Over on this side of the divide, I wonder: is it my age or my outlook? I’m not quite sure, but I can say this: between the heavy past and the looming future, I’m finding the present pretty palatable. Let everything change when it changes, but for now: 23! And to know how good I have it!


  1. Let everything change when it said it. Would that we could always be 23 (or 24), able to partake in a little of this and a little of that. Wise from the mistakes of the past and not weighed down by a prescribed future. Just the right amount of responsibility, with plenty of fun and fucking off mixed in for flavor.

    Ah, but what if...

    What if I knew what I know now, but back in High School, when all I had to do if I wanted money for something was ask for it...when all I had to do was a few papers and some reading, and the rest of my time was spent however the hell I wanted...when I had so little that I was responsible for that trivial drama became headline news. No bills to pay and a wide open horizon, not even narrowed down by our necessarily exclusive choice of major in college.

    Of course, with age and experience comes opportunity, and while I would enjoy the ease of life in High School or the early college times, I would also grow restless very quickly, if I knew then what I know now...about how big the earth is, how much there is to experience, and for me in particular, how many goddamn rocks are our there that lend themselves to beautiful and deeply satisfying movement.
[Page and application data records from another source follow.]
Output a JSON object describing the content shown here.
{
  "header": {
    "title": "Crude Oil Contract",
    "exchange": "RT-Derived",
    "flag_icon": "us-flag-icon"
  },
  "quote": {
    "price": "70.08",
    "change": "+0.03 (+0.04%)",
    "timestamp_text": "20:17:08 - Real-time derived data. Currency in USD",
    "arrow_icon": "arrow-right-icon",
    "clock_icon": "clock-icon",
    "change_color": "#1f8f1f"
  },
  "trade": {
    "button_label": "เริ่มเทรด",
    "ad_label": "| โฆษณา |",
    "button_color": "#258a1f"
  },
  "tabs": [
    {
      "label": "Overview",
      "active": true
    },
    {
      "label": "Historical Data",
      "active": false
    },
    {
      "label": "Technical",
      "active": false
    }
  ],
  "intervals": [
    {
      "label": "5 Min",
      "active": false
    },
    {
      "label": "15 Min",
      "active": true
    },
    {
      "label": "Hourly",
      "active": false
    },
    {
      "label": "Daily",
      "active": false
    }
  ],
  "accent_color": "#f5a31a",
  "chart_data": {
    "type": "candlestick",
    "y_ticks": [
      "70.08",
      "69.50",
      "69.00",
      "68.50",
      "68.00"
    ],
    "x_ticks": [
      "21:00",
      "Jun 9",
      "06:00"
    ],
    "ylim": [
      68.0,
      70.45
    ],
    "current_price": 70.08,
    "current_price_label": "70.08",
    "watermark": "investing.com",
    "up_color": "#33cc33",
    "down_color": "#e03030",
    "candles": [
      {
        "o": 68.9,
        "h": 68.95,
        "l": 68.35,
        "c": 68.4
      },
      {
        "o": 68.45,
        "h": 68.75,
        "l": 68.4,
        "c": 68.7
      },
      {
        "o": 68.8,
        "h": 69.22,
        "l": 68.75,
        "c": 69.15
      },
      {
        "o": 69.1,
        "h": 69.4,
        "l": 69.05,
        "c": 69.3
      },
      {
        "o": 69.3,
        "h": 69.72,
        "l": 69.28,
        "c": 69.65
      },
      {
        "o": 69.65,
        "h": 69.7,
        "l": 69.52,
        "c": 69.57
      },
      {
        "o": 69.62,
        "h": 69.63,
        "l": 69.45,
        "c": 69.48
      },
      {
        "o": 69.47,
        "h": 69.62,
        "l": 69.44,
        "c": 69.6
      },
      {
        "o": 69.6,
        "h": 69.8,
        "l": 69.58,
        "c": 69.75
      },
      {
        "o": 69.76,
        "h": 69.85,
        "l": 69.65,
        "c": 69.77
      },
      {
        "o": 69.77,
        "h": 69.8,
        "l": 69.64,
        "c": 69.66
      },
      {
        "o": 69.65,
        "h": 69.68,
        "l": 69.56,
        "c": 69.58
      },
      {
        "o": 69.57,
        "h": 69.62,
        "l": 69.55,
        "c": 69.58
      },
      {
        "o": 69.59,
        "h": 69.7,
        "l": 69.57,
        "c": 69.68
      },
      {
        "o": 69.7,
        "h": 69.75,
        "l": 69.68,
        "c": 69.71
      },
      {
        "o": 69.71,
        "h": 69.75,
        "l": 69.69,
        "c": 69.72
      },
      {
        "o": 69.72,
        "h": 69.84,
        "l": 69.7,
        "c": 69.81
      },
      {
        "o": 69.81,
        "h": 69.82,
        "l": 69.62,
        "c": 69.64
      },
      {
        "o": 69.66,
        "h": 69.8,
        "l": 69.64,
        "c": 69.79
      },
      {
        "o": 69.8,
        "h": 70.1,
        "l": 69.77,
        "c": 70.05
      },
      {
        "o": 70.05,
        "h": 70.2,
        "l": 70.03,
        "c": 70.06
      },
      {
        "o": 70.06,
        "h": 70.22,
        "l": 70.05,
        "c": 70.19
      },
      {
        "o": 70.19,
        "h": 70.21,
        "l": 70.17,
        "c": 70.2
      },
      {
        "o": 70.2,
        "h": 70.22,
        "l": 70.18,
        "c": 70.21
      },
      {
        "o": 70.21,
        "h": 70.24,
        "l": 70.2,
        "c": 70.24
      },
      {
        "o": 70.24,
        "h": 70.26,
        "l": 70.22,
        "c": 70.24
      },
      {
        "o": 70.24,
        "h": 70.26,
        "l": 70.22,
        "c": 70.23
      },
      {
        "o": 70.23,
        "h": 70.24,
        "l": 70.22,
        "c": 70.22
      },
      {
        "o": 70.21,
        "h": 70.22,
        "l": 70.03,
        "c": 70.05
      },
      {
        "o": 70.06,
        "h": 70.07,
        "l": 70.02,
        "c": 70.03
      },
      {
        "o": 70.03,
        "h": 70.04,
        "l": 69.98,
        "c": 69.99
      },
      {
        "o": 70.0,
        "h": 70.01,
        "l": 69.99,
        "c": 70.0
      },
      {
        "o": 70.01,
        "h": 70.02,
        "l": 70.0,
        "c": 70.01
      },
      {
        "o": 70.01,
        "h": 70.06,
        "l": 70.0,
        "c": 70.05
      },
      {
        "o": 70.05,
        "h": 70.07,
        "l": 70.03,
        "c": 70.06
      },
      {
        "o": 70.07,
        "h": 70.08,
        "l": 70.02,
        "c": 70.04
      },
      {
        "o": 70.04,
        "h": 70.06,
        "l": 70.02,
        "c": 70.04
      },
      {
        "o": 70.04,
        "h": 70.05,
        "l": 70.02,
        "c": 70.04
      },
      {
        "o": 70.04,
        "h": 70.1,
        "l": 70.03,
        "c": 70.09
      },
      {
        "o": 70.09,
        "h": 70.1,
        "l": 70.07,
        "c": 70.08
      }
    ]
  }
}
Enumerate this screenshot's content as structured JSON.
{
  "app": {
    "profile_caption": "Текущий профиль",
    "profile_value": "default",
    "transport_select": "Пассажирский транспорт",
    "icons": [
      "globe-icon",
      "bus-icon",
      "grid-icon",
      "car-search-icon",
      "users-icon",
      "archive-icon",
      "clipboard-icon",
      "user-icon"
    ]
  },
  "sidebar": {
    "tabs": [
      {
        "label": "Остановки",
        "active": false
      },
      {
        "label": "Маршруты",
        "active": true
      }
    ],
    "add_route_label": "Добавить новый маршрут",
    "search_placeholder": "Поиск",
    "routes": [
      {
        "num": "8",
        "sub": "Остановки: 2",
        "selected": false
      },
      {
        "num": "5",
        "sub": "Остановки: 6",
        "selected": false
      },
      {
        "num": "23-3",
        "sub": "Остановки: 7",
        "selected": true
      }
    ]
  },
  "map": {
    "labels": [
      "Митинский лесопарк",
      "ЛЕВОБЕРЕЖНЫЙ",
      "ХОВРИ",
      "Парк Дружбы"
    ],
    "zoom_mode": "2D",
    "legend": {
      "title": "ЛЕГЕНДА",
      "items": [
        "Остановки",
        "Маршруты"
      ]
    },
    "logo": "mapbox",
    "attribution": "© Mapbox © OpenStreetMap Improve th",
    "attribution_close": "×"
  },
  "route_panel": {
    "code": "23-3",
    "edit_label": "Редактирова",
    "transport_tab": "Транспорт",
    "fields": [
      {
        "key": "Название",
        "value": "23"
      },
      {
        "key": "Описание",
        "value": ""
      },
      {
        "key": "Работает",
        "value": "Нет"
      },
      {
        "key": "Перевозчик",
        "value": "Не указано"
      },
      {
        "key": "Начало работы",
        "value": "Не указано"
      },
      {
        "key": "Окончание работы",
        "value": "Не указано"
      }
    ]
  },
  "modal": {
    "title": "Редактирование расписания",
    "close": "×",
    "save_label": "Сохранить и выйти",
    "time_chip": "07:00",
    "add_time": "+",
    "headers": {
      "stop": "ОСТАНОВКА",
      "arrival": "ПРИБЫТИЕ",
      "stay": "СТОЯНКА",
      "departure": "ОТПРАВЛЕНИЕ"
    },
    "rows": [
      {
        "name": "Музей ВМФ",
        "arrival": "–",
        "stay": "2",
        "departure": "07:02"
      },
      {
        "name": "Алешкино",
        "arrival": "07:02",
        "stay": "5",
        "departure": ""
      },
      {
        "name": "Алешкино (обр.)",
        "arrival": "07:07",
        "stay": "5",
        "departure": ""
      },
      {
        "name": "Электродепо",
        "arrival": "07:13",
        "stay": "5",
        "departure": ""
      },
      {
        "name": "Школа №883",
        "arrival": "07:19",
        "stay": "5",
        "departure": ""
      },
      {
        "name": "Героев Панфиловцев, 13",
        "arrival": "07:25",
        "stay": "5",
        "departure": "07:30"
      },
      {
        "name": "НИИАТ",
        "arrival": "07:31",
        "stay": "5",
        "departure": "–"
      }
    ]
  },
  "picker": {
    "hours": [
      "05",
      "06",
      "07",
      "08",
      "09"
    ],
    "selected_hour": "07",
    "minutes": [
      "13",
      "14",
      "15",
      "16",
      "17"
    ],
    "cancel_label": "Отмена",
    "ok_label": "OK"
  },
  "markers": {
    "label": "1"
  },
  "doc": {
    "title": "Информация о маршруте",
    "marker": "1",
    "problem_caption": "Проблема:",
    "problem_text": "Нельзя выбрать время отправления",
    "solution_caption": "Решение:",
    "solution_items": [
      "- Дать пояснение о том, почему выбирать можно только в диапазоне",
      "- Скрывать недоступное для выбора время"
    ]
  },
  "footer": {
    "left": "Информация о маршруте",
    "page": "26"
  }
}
    I see now the fallacy of that yearning. Why go back to a simpler time when everything was in its infancy? Yes, responsibility and pressure were but embryonic inklings of today's manifestations, but so too were the understanding and appreciation that would've made that seem worthwhile. Perhaps, then, the ideal that I am chasing is a return to infantile innocence, a bright-eyed wonderment at everything I saw (before I started ignoring things that don't further my immediate goals to avoid being overwhelmed), coupled with blissful ignorance of anything that could be labeled responsibility.

    Perhaps that's why I climb. The only responsibility that exists is making sure you and your friends don't get hurt, making sure you have food, and making damn sure you have whiskey and firewood for the evening. The rest is wide-eyed wonderment.

    Thanks for another thought-provoking public journal entry.

  2. I'm also enjoying being twenty-three. Living with "a lot of freedom and not much responsibility" is certainly the exemplary statement for college life; today I watched passing students from a window on my campus and thought to myself, "my god, college students have the laziest walks I've ever seen." I'm sure that in your college life you're familiar with the "sweatpants all day, every day" crowd.

    But I concur that there is more to it than simply not having responsibilities. For me, in being twenty-three, I've noticed a weakening emphasis on my tendency to be strictly organized. Certainly I've not lost my habit of pursuing too many interests at once, but I've learned how to manage them. In fact, I've learned that the way to manage them is not to manage them. By letting go of schedules and curricula, I can simply enjoy the things I love to do.

    Of course, Coffeen's lectures have influenced me across the board, but especially with his "be slow and deliberate" angle.

    So, yes, being twenty-three is awesome, and "they can see the long shadows his shortcomings cast on their future," is another example of magnificent writing. Thanks.

  3. Spenser: Ok, so the "infantile innocence," "bright-eyed wonderment," & "blissful ignorance" of childhood might seem pretty cool from where we are now, except for that's probably the only place these concepts exist—in our minds when we're looking back.

    The thing about childhood, if I remember correctly, is that it doesn't feel so blissfully wonderful when you're a child. When you're a kid, everything is a big deal, every headache is a brain tumor, every disappointment is tear-inducing. Ugh. Kids are hilarious, but only when you're not one yourself.

  4. The best part about sex with twenty three year olds? There's twenty of them! Man I can't believe it took me over a year to take a swing at that one...